In general the ACT leaves much more of the planning and strategy up to the student, while the SAT helps you along a bit through its format. My advice is usually to take a practice test for both and see how you do. Don’t just look at your scores, though – think about how it felt to take each test. Were you panicking at the end of each SAT section because you ran out of time? Then maybe the ACT is for you. Were you fuzzing out in the middle of the marathon ACT sections and having trouble staying focused? Then maybe you should try the SAT instead.
Also, since the point of taking these tests is to get into college, be sure to do your research. Check out the colleges you’re interested in and see what they require for test scores. Most will take either test, but it doesn’t hurt to be sure. Also, some schools will allow you to submit individual subject scores from different test dates (the math from March and the reading from October, for example), while others need one complete test score from a single date.
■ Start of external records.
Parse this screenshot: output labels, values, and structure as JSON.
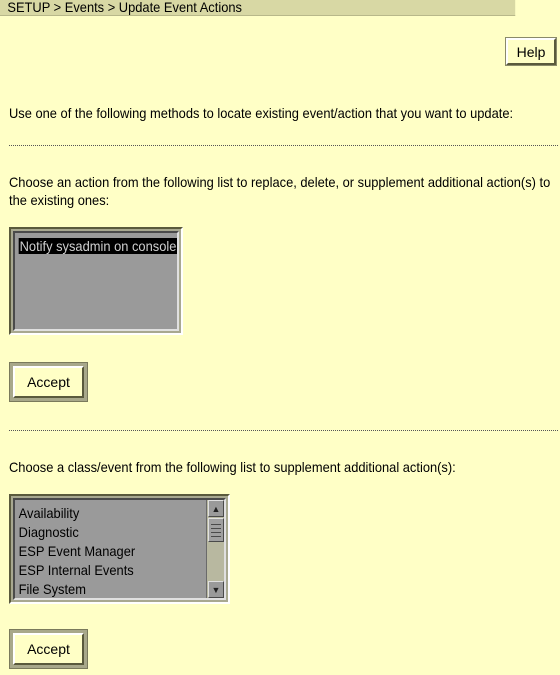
{
  "breadcrumb": "SETUP > Events > Update Event Actions",
  "help_label": "Help",
  "intro_text": "Use one of the following methods to locate existing event/action that you want to update:",
  "section_action": {
    "instruction": "Choose an action from the following list to replace, delete, or supplement additional action(s) to the existing ones:",
    "items": [
      "Notify sysadmin on console"
    ],
    "selected_index": 0,
    "accept_label": "Accept"
  },
  "section_class": {
    "instruction": "Choose a class/event from the following list to supplement additional action(s):",
    "items": [
      "Availability",
      "Diagnostic",
      "ESP Event Manager",
      "ESP Internal Events",
      "File System"
    ],
    "scroll_up_icon": "triangle-up",
    "scroll_down_icon": "triangle-down",
    "accept_label": "Accept"
  }
}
Some schools will tell certain degree candidates up front that they don’t care about a certain part, like an engineering department not caring about the writing section or a school not looking at the essay at all. (The essay is a particularly good example of this, as most schools require an admissions essay anyway and some will only care about that one.)
I tutor both SAT and ACT prep, so if you’re in need of some assistance don’t hesitate to contact me!